It’s true to say that on their own, parish councils have limited powers to make decisions. But they do have the ability to negotiate with, and the power to influence, those other organisations that do make the final decisions (such as the borough council, health authorities, police etc).
In this respect parish councils are extremely powerful. The organisations that make the final decisions know that a parish council gives the best reflection of how a community feels about something, and its views will be taken seriously.
How much time does it take up?
Councils usually meet once a month for the council meeting, to which members of the public are also invited. Meetings may last two or three hours, depending on the agenda set for the meeting to discuss.
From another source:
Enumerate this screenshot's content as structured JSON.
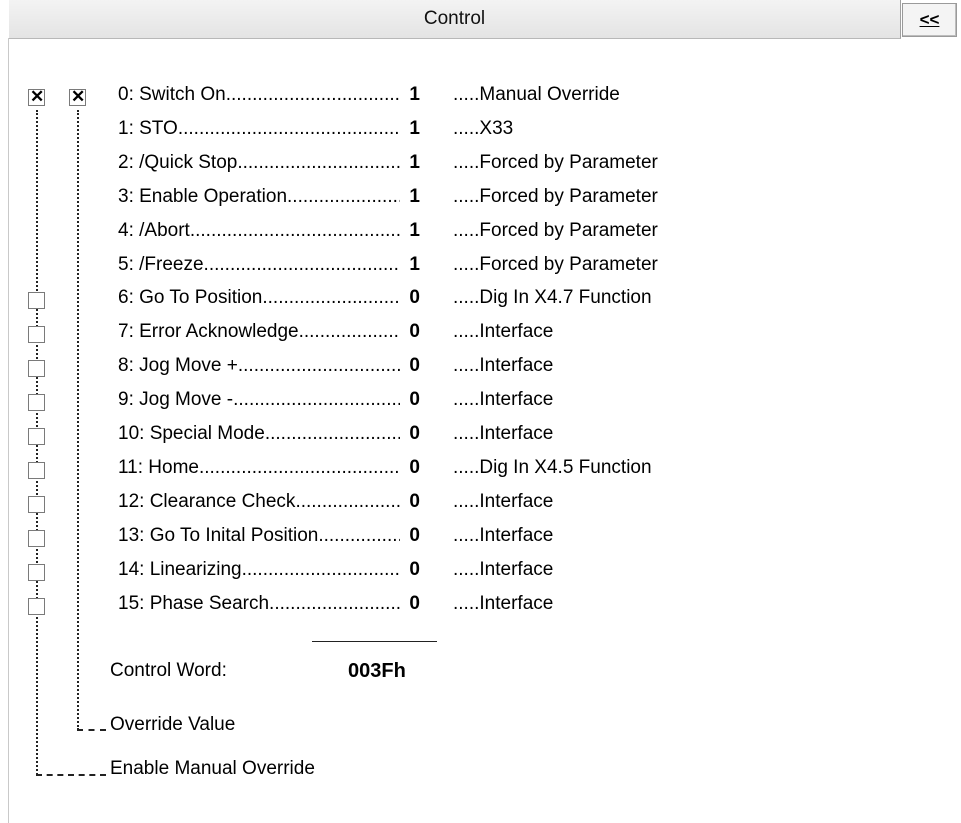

Some councils have committees or working groups to deal with specific subjects, such as highway issues or maintenance of footpaths. In addition to the regular meetings, Councillors are required to attend other meeting representing the council, for example, acting as a representative on an outside body, community activities or helping develop a new project for the community.
How long does a Parish Councillor serve for?
Once elected, Parish Councillors sit on the council for a maximum of four years. If they then want to stay in the post they can stand for re-election.
Am I eligible to be a Parish Councillor?
To stand for election on a parish council, you must:
- be a UK or commonwealth citizen; or
- be a citizen of the Republic of Ireland; or
- be a citizen of another Member state of the European Union;
- be a least 18 years old.
To be eligible to stand for an election for a particular parish, you must:
- be an elector of the parish; or
- for the whole of the previous 12 months have occupied (as owner or tenant) land or other premises in the parish: or
- during the previous 12 months have worked in the parish (as your principal or only place of work); or
- for the whole of the previous 12 months lived in the parish or within three miles of the parish boundary.
You don’t have to be connected to a political party.
If you do become a Parish Councillor you will have to sign up to the Code of Conduct which sets out how a Parish Councillor must conduct him or herself during their period of time as an elected Parish Councillor.
Duties and Functions of Wakes Colne Parish Council
Wakes Colne Parish Council has seven Councillors who stand for election every four years. The duties and functions of a parish council are many and varied.
The Council meets monthly and considers planning applications and any other matters referred to it by local residents. All meetings are open to the public and there is a forum before the start of the meeting at which members of the public can raise concerns and ask questions. There is also an annual meeting to which all parishioners are invited.
All meetings and minutes of the meetings are advertised on the council notice boards located adjacent to the Post Office, Colchester Road and at the junction of Middle Green and Inworth Lane. They are also published on the Parish Council’s website www.e-voice.org.uk/wakescolne/
Residents can bring to the attention of the Parish Council any issues that concern them, either through the Parish Clerk or through a Councillor. If matters raised are not the responsibility of the council, the clerk can bring them to the attention of the proper authority.